EXERCISE PROMPT
Retype the entries below exactly, dropping the images.
_ _ _ _ _
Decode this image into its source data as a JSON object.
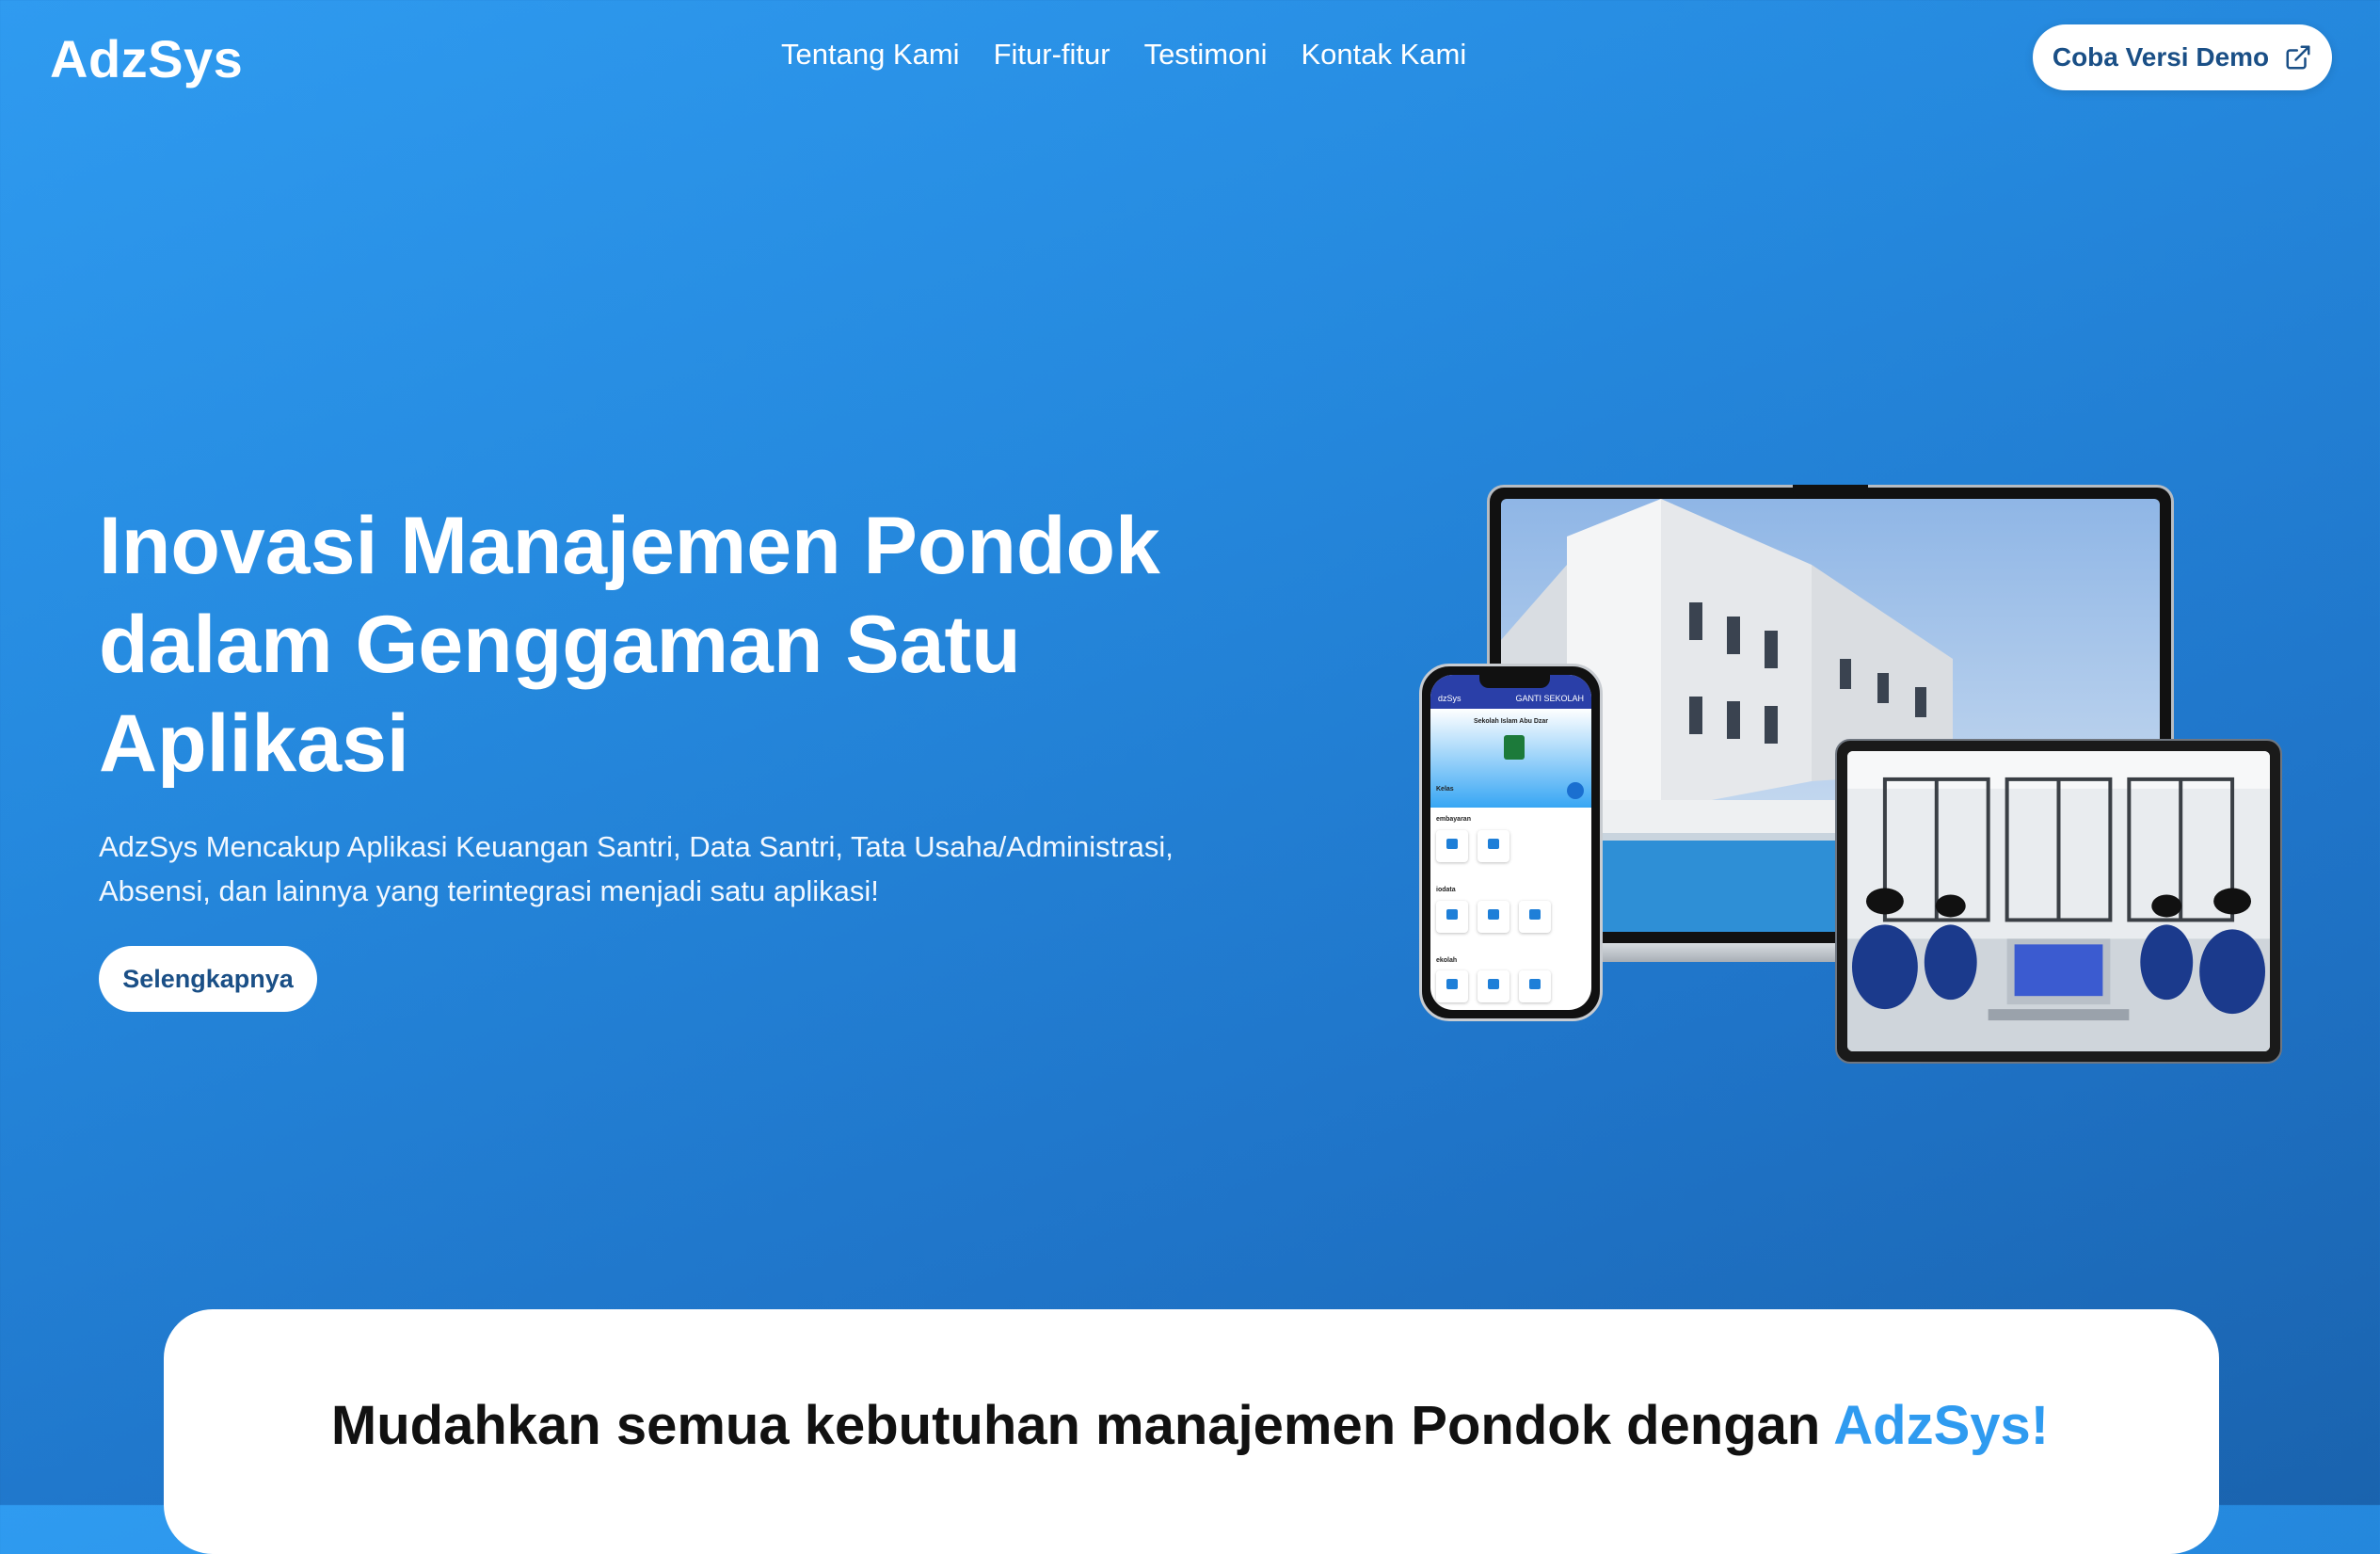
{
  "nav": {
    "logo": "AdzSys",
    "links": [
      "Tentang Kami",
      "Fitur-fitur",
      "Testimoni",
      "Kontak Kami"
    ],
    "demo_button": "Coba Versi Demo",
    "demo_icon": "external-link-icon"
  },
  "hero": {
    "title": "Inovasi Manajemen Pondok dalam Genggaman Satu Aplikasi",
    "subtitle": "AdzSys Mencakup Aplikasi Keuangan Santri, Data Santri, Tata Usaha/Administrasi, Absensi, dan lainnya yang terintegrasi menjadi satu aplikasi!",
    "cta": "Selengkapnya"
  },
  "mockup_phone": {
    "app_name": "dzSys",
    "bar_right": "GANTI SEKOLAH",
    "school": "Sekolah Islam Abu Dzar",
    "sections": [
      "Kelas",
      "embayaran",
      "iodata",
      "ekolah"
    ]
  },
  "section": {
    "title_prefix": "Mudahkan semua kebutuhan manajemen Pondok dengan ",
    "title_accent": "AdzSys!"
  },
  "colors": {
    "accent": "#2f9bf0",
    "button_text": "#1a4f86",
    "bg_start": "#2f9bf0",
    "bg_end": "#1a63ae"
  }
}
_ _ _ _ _
SOLVED EXERCISE
Decode this image into its source data as a JSON object.
{
  "nav": {
    "logo": "AdzSys",
    "links": [
      "Tentang Kami",
      "Fitur-fitur",
      "Testimoni",
      "Kontak Kami"
    ],
    "demo_button": "Coba Versi Demo",
    "demo_icon": "external-link-icon"
  },
  "hero": {
    "title": "Inovasi Manajemen Pondok dalam Genggaman Satu Aplikasi",
    "subtitle": "AdzSys Mencakup Aplikasi Keuangan Santri, Data Santri, Tata Usaha/Administrasi, Absensi, dan lainnya yang terintegrasi menjadi satu aplikasi!",
    "cta": "Selengkapnya"
  },
  "mockup_phone": {
    "app_name": "dzSys",
    "bar_right": "GANTI SEKOLAH",
    "school": "Sekolah Islam Abu Dzar",
    "sections": [
      "Kelas",
      "embayaran",
      "iodata",
      "ekolah"
    ]
  },
  "section": {
    "title_prefix": "Mudahkan semua kebutuhan manajemen Pondok dengan ",
    "title_accent": "AdzSys!"
  },
  "colors": {
    "accent": "#2f9bf0",
    "button_text": "#1a4f86",
    "bg_start": "#2f9bf0",
    "bg_end": "#1a63ae"
  }
}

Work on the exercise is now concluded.